Underestimating Tanzania might prove fatal

HARARE - Recently, I met up with a colleague from Tanzania who has been working here for some time and we got chatting about football, especially the big game pitting Zimbabwe and his home country in the 2015 African Nations Cup qualifiers.

The two nations clash in the first leg of the preliminary round of qualifiers at the Benjamin Mkapa Stadium in Dar es Salaam at the weekend.

And by jov! My colleague assured me, in fact, chillingly promised me that Timu ya soka ya Taifa ya Tanzania (as the national team is affectionately called in the Swahili language) will beat the Warriors.  And he was willing to bet on it for good measure!

Having just seen the Warriors squad selected by coach Ian Gorowa and also having witnessed a few of Tanzania's games in which they upset continental footballing giants like Algeria, whom they held nil-all away, beating Morocco 3-1 and twice beating Burkina Faso in Afcon qualifiers among other feats, I could not really dispute his “promise” and could only respond with a-not-so-convincing “we will see”.

He further went on to tell me why the Taifa Stars would beat us, and some of his assertions, combined with the little info I dug on the Tanzanian team, seem to add bite to his “promise”.

A lot of money has been poured into Tanzanian football lately, a huge chuck of it directed at the national side. Newly-appointed national team coach, Dutchman Maart Nootj, is also expected to infuse the famous Total Football philosophy invented by Rinus Michels and perfected by among others the legendary Johan Cruyff.

We have seen an amazing number of Dutch coaches borne out of, or highly influenced by this phenomenon called Total Football; such men as Louis van Gaal, Ruud Gullit, Frank Rijkaart, Frank de Boer, Guus Hiddink among many others who have left their mark on the game.

Simply put, the Dutch are shrewd tacticians when it comes to the world's most beautiful game, a  case in point on the African scene being Clemence Westerhof and Jo Bonferere's successful stints with Nigeria, though the former didn't do as well with our own Warriors.

Noort himself did a fairly commendable job with Mozambique, who he led to a good 13-match unbeaten home record as well helping Nigeria qualify for the 2010 World Cup Africa after the Mozambicans shocked Tunisia, who were on course to grab the same berth.

Ian Gorowa has done a wonderful job with Zimbabwe in the short spell he has been at the helm and no doubt deserves a long-term contract. Zimbabweans have started believing in their team again spurred on especially by the recent success in the last Chan tournament. Notwithstanding this promising spell for the Warriors, I can't help the feeling of unease on the forthcoming clash with Tanzania.

A quick perusal of Gorowa's call up list reveals a couple of novices for this two-legged clash, namely Steven Alimenda, Sydney Linyama, Marshall Mudewe.

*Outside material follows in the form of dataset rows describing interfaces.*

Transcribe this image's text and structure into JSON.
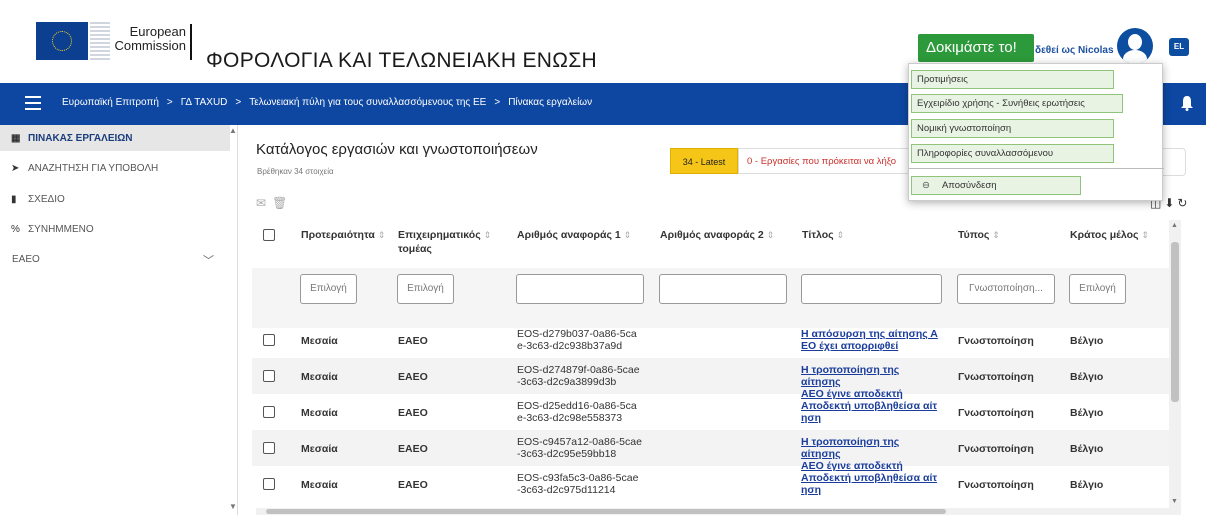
{
  "header": {
    "ec_line1": "European",
    "ec_line2": "Commission",
    "site_title": "ΦΟΡΟΛΟΓΙΑ ΚΑΙ ΤΕΛΩΝΕΙΑΚΗ ΕΝΩΣΗ",
    "try_button": "Δοκιμάστε το!",
    "user_text": "δεθεί ως Nicolas",
    "language": "EL"
  },
  "breadcrumb": {
    "items": [
      "Ευρωπαϊκή Επιτροπή",
      "ΓΔ TAXUD",
      "Τελωνειακή πύλη για τους συναλλασσόμενους της ΕΕ",
      "Πίνακας εργαλείων"
    ],
    "separator": ">"
  },
  "sidebar": {
    "items": [
      {
        "label": "ΠΙΝΑΚΑΣ ΕΡΓΑΛΕΙΩΝ",
        "icon": "dashboard-icon"
      },
      {
        "label": "ΑΝΑΖΗΤΗΣΗ ΓΙΑ ΥΠΟΒΟΛΗ",
        "icon": "send-icon"
      },
      {
        "label": "ΣΧΕΔΙΟ",
        "icon": "document-icon"
      },
      {
        "label": "ΣΥΝΗΜΜΕΝΟ",
        "icon": "attachment-icon"
      },
      {
        "label": "EAEO",
        "icon": "chevron-down-icon"
      }
    ]
  },
  "main": {
    "title": "Κατάλογος εργασιών και γνωστοποιήσεων",
    "subtitle": "Βρέθηκαν 34 στοιχεία",
    "tab_latest": "34 - Latest",
    "tab_tasks": "0 - Εργασίες που πρόκειται να λήξο"
  },
  "table": {
    "headers": {
      "priority": "Προτεραιότητα",
      "sector_1": "Επιχειρηματικός",
      "sector_2": "τομέας",
      "ref1": "Αριθμός αναφοράς 1",
      "ref2": "Αριθμός αναφοράς 2",
      "title": "Τίτλος",
      "type": "Τύπος",
      "member_state": "Κράτος μέλος"
    },
    "sort_glyph": "⇕",
    "filters": {
      "priority": "Επιλογή",
      "sector": "Επιλογή",
      "type": "Γνωστοποίηση...",
      "member_state": "Επιλογή"
    },
    "rows": [
      {
        "priority": "Μεσαία",
        "sector": "EAEO",
        "ref1_a": "EOS-d279b037-0a86-5ca",
        "ref1_b": "e-3c63-d2c938b37a9d",
        "title_a": "Η απόσυρση της αίτησης Α",
        "title_b": "ΕΟ έχει απορριφθεί",
        "type": "Γνωστοποίηση",
        "member_state": "Βέλγιο"
      },
      {
        "priority": "Μεσαία",
        "sector": "EAEO",
        "ref1_a": "EOS-d274879f-0a86-5cae",
        "ref1_b": "-3c63-d2c9a3899d3b",
        "title_a": "Η τροποποίηση της αίτησης",
        "title_b": "ΑΕΟ έγινε αποδεκτή",
        "type": "Γνωστοποίηση",
        "member_state": "Βέλγιο"
      },
      {
        "priority": "Μεσαία",
        "sector": "EAEO",
        "ref1_a": "EOS-d25edd16-0a86-5ca",
        "ref1_b": "e-3c63-d2c98e558373",
        "title_a": "Αποδεκτή υποβληθείσα αίτ",
        "title_b": "ηση",
        "type": "Γνωστοποίηση",
        "member_state": "Βέλγιο"
      },
      {
        "priority": "Μεσαία",
        "sector": "EAEO",
        "ref1_a": "EOS-c9457a12-0a86-5cae",
        "ref1_b": "-3c63-d2c95e59bb18",
        "title_a": "Η τροποποίηση της αίτησης",
        "title_b": "ΑΕΟ έγινε αποδεκτή",
        "type": "Γνωστοποίηση",
        "member_state": "Βέλγιο"
      },
      {
        "priority": "Μεσαία",
        "sector": "EAEO",
        "ref1_a": "EOS-c93fa5c3-0a86-5cae",
        "ref1_b": "-3c63-d2c975d11214",
        "title_a": "Αποδεκτή υποβληθείσα αίτ",
        "title_b": "ηση",
        "type": "Γνωστοποίηση",
        "member_state": "Βέλγιο"
      }
    ]
  },
  "dropdown": {
    "items": [
      "Προτιμήσεις",
      "Εγχειρίδιο χρήσης - Συνήθεις ερωτήσεις",
      "Νομική γνωστοποίηση",
      "Πληροφορίες συναλλασσόμενου"
    ],
    "logout": "Αποσύνδεση"
  },
  "colors": {
    "brand_blue": "#0e47a1",
    "try_green": "#2c9a3a",
    "latest_yellow": "#f5c518",
    "tasks_red": "#c9302c",
    "link_blue": "#1a3d9c"
  }
}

To add to this, preparations for this tie have not been smooth, with players getting into camp with barely a week to the encounter. I would have thought one or two tried and tested players would have been important in this crucial encounter but then again reported injuries to some of Gorowa's options might have led him to pick this seemingly understrength team.

That and the slow preparations for the game somehow bring out a hint of underestimation of our opponents, which might cost us dearly in the end. In contrast, Tanzania’s team is largely made up of home-based players with no camping complications, which gives them more time to gel. On the other hand, our players coming from outside the country have had little time to gel local-based contingent.

And then by the time the Warriors land in Dar es Salaam, they won't have time to acclimatise, a crucial factor in football. Maybe we are reading too much into the Fifa rankings, which tell us we are better than the Tanzanians (They are number 122 in the world and 37 Africa, while we are 26th on the continent and 98 in the world).

These rankings count for nothing as the era of minnows or lightweights in soccer is long gone. All the same, I wish our Warriors a happy outing as I would also want to take my seat in Morocco come Afcon 2015.

*Bothwell Matambanadzo is a senior proof-reader at the Daily News and an avid football follower.

Post a comment

Readers are kindly requested to refrain from using abusive, vulgar, racist, tribalistic, sexist, discriminatory and hurtful language when posting their comments on the Daily News website.
Those who transgress this civilised etiquette will be barred from contributing to our online discussions.
- Editor

Your email address will not be shared.